Write out the data in full, exactly as shown.
### SOURCE MATERIAL ###
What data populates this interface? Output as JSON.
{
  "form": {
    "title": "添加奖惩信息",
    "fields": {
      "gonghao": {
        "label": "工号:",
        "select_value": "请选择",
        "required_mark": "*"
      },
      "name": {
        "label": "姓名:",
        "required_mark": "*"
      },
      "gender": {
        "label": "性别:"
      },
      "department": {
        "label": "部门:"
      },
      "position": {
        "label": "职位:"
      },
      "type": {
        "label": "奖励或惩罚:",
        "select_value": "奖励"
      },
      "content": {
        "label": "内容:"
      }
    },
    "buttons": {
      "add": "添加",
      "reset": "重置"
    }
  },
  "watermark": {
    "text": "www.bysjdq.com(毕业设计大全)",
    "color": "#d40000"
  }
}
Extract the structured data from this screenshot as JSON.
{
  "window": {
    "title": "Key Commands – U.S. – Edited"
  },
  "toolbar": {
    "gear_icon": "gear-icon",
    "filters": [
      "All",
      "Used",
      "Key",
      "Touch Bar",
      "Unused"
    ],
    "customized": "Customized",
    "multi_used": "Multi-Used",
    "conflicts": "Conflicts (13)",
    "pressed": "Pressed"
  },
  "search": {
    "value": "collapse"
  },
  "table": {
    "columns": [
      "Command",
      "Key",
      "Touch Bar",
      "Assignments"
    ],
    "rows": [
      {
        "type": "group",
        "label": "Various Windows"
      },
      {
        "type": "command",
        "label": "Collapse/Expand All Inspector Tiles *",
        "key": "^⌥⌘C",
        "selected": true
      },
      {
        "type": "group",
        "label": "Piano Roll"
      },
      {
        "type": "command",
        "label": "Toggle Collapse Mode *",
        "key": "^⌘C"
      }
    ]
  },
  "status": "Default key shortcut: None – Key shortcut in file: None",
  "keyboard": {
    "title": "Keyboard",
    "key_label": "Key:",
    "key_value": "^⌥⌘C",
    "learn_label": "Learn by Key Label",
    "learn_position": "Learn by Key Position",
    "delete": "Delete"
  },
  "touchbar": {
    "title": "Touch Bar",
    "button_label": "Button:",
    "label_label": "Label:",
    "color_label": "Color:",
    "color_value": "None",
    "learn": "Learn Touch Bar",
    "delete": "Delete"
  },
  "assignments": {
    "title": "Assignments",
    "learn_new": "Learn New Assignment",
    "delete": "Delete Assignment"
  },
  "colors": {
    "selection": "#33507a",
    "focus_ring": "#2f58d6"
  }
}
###
--- EXPECTED OUTPUT ---
What data populates this interface? Output as JSON.
{
  "form": {
    "title": "添加奖惩信息",
    "fields": {
      "gonghao": {
        "label": "工号:",
        "select_value": "请选择",
        "required_mark": "*"
      },
      "name": {
        "label": "姓名:",
        "required_mark": "*"
      },
      "gender": {
        "label": "性别:"
      },
      "department": {
        "label": "部门:"
      },
      "position": {
        "label": "职位:"
      },
      "type": {
        "label": "奖励或惩罚:",
        "select_value": "奖励"
      },
      "content": {
        "label": "内容:"
      }
    },
    "buttons": {
      "add": "添加",
      "reset": "重置"
    }
  },
  "watermark": {
    "text": "www.bysjdq.com(毕业设计大全)",
    "color": "#d40000"
  }
}
Extract the structured data from this screenshot as JSON.
{
  "window": {
    "title": "Key Commands – U.S. – Edited"
  },
  "toolbar": {
    "gear_icon": "gear-icon",
    "filters": [
      "All",
      "Used",
      "Key",
      "Touch Bar",
      "Unused"
    ],
    "customized": "Customized",
    "multi_used": "Multi-Used",
    "conflicts": "Conflicts (13)",
    "pressed": "Pressed"
  },
  "search": {
    "value": "collapse"
  },
  "table": {
    "columns": [
      "Command",
      "Key",
      "Touch Bar",
      "Assignments"
    ],
    "rows": [
      {
        "type": "group",
        "label": "Various Windows"
      },
      {
        "type": "command",
        "label": "Collapse/Expand All Inspector Tiles *",
        "key": "^⌥⌘C",
        "selected": true
      },
      {
        "type": "group",
        "label": "Piano Roll"
      },
      {
        "type": "command",
        "label": "Toggle Collapse Mode *",
        "key": "^⌘C"
      }
    ]
  },
  "status": "Default key shortcut: None – Key shortcut in file: None",
  "keyboard": {
    "title": "Keyboard",
    "key_label": "Key:",
    "key_value": "^⌥⌘C",
    "learn_label": "Learn by Key Label",
    "learn_position": "Learn by Key Position",
    "delete": "Delete"
  },
  "touchbar": {
    "title": "Touch Bar",
    "button_label": "Button:",
    "label_label": "Label:",
    "color_label": "Color:",
    "color_value": "None",
    "learn": "Learn Touch Bar",
    "delete": "Delete"
  },
  "assignments": {
    "title": "Assignments",
    "learn_new": "Learn New Assignment",
    "delete": "Delete Assignment"
  },
  "colors": {
    "selection": "#33507a",
    "focus_ring": "#2f58d6"
  }
}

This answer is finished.